When Nokia announced the sale of its mobile phone business to Microsoft, I surmised that what was left – certainly on the location side – would provide strong competition for Google. And as if to underscore that point, Nokia’s Here business has just announced that it’s working on autonomous cars.
Both companies are actively pushing their location tech into connected cars: Google has gained traction with auto-makers such as Kia and Hyundai, and Nokia revealed customers for its new Here Auto suite late Monday ahead of the Frankfurt Motor Show, namely infotainment platform-builders Magneti Marelli and Continental. But Nokia also revealed that Here is working with Mercedes-Benz on “smart maps” — initially for merely connected cars, but ultimately for autonomous vehicles.
This will cover much of the same territory that Google is traversing in its own quest to build a self-driving car, although – from Nokia’s perspective at least – with a more limited scope. While Google tests its vehicles in California, Here and Mercedes-Benz have started off by building a 3D map of the route taken by the first ever automobile, the Benz Patent-Motorwagen, between Mannheim and Pforzheim in southern Germany.
According to a statement:
“Based on the particular requirements of autonomous vehicles, this map includes precise road data that go beyond traditional maps, including the number and direction of lanes, traffic signs along the route and even exact coordinates of traffic lights.”
Of course, these are still early days for autonomous vehicles. Mercedes-Benz parent company Daimler said on Sunday that it was targeting 2020 as the year when its self-driving cars would hit the road, which matches what Nissan promised a couple weeks back.

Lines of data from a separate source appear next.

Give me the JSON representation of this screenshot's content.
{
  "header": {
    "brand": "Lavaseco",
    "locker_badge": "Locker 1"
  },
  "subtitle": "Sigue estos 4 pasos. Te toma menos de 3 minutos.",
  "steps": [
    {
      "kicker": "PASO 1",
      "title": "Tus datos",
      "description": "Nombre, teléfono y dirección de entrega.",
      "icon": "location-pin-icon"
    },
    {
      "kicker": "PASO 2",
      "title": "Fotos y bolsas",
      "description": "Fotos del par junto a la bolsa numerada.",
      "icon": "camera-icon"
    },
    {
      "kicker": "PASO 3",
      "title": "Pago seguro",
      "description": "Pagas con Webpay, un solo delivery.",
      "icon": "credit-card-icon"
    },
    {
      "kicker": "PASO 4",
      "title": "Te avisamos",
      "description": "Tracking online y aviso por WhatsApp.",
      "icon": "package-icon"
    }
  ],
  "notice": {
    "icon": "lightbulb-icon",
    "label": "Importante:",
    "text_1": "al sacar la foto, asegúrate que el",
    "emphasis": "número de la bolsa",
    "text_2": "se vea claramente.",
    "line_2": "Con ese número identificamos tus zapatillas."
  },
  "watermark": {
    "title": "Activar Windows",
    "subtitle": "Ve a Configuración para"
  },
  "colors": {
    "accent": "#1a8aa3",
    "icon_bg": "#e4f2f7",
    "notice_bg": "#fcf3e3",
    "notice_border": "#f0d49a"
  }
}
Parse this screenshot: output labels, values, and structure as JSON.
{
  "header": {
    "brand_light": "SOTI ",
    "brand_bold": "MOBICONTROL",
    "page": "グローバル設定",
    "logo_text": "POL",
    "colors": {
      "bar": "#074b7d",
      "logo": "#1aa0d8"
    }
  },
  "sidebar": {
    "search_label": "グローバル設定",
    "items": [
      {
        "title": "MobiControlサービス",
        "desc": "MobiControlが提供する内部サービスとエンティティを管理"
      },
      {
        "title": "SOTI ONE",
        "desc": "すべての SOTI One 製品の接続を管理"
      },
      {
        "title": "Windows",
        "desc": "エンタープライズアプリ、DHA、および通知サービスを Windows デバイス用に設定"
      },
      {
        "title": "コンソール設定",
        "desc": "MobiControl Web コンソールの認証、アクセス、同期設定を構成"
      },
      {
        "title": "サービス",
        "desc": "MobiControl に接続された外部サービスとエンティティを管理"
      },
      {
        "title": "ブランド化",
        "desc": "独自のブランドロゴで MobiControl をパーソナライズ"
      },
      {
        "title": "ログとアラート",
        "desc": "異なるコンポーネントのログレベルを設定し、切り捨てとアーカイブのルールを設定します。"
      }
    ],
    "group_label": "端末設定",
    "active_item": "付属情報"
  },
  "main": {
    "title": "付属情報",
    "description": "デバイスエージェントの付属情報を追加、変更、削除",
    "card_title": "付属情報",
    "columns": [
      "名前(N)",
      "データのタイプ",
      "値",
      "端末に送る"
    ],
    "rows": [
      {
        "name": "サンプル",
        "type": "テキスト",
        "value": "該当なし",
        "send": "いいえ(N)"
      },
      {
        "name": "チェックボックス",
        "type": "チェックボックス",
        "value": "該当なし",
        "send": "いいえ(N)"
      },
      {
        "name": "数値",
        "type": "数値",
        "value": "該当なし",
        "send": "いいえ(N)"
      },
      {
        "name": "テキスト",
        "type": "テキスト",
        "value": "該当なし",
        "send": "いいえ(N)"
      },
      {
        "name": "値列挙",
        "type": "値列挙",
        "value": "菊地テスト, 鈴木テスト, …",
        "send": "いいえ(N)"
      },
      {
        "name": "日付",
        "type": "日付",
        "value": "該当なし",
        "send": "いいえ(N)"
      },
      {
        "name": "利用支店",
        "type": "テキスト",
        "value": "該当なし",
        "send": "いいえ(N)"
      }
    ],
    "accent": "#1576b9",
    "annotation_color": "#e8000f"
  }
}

So now is the time for car manufacturers and location firms to stake their claim, and that’s what we’re seeing. Google is certainly working on a greater variety of technology for this space, but the mapping component is crucial and Here seems to be making solid strides.
Nokia Here EVP Michael Halbherr will be speaking at our Mobilize conference, which is running from 16-17 October in San Francisco.